# WHAT IS BEING ASKED:
Hand back the entries below exactly.

─── AVAILABLE DATA ───

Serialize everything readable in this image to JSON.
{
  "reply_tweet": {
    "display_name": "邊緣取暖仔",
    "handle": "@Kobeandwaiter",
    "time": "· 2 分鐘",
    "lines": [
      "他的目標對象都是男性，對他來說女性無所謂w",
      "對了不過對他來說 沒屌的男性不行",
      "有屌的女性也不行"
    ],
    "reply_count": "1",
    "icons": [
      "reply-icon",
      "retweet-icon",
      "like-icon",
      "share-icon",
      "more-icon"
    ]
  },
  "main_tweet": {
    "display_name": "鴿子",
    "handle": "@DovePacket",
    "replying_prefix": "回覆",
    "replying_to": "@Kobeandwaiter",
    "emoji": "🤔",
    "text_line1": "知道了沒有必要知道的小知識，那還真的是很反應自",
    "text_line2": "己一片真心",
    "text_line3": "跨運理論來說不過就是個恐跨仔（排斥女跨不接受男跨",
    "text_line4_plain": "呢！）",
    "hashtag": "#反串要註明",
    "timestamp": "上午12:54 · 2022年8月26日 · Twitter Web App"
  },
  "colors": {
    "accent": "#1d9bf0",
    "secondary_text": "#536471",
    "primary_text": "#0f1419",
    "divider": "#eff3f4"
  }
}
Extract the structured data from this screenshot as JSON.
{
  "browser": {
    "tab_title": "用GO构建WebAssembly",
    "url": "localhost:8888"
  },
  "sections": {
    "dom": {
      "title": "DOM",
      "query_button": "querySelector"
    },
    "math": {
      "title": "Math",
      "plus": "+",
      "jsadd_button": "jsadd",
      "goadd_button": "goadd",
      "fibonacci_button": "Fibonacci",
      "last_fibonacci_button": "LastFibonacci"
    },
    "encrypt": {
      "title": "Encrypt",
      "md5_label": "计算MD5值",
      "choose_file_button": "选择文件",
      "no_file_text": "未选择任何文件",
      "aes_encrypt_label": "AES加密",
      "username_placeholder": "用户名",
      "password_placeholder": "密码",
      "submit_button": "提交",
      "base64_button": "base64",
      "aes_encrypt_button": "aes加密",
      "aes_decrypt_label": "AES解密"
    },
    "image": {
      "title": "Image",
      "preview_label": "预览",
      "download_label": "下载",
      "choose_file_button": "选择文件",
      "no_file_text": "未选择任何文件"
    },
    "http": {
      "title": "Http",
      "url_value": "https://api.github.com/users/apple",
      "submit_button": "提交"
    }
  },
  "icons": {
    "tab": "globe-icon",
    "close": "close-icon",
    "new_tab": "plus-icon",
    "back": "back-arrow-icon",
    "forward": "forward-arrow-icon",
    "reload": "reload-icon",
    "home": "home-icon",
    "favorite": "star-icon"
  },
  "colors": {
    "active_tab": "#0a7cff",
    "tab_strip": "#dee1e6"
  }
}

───

# EXPECTED OUTPUT:
Serialize everything readable in this image to JSON.
{
  "reply_tweet": {
    "display_name": "邊緣取暖仔",
    "handle": "@Kobeandwaiter",
    "time": "· 2 分鐘",
    "lines": [
      "他的目標對象都是男性，對他來說女性無所謂w",
      "對了不過對他來說 沒屌的男性不行",
      "有屌的女性也不行"
    ],
    "reply_count": "1",
    "icons": [
      "reply-icon",
      "retweet-icon",
      "like-icon",
      "share-icon",
      "more-icon"
    ]
  },
  "main_tweet": {
    "display_name": "鴿子",
    "handle": "@DovePacket",
    "replying_prefix": "回覆",
    "replying_to": "@Kobeandwaiter",
    "emoji": "🤔",
    "text_line1": "知道了沒有必要知道的小知識，那還真的是很反應自",
    "text_line2": "己一片真心",
    "text_line3": "跨運理論來說不過就是個恐跨仔（排斥女跨不接受男跨",
    "text_line4_plain": "呢！）",
    "hashtag": "#反串要註明",
    "timestamp": "上午12:54 · 2022年8月26日 · Twitter Web App"
  },
  "colors": {
    "accent": "#1d9bf0",
    "secondary_text": "#536471",
    "primary_text": "#0f1419",
    "divider": "#eff3f4"
  }
}
Extract the structured data from this screenshot as JSON.
{
  "browser": {
    "tab_title": "用GO构建WebAssembly",
    "url": "localhost:8888"
  },
  "sections": {
    "dom": {
      "title": "DOM",
      "query_button": "querySelector"
    },
    "math": {
      "title": "Math",
      "plus": "+",
      "jsadd_button": "jsadd",
      "goadd_button": "goadd",
      "fibonacci_button": "Fibonacci",
      "last_fibonacci_button": "LastFibonacci"
    },
    "encrypt": {
      "title": "Encrypt",
      "md5_label": "计算MD5值",
      "choose_file_button": "选择文件",
      "no_file_text": "未选择任何文件",
      "aes_encrypt_label": "AES加密",
      "username_placeholder": "用户名",
      "password_placeholder": "密码",
      "submit_button": "提交",
      "base64_button": "base64",
      "aes_encrypt_button": "aes加密",
      "aes_decrypt_label": "AES解密"
    },
    "image": {
      "title": "Image",
      "preview_label": "预览",
      "download_label": "下载",
      "choose_file_button": "选择文件",
      "no_file_text": "未选择任何文件"
    },
    "http": {
      "title": "Http",
      "url_value": "https://api.github.com/users/apple",
      "submit_button": "提交"
    }
  },
  "icons": {
    "tab": "globe-icon",
    "close": "close-icon",
    "new_tab": "plus-icon",
    "back": "back-arrow-icon",
    "forward": "forward-arrow-icon",
    "reload": "reload-icon",
    "home": "home-icon",
    "favorite": "star-icon"
  },
  "colors": {
    "active_tab": "#0a7cff",
    "tab_strip": "#dee1e6"
  }
}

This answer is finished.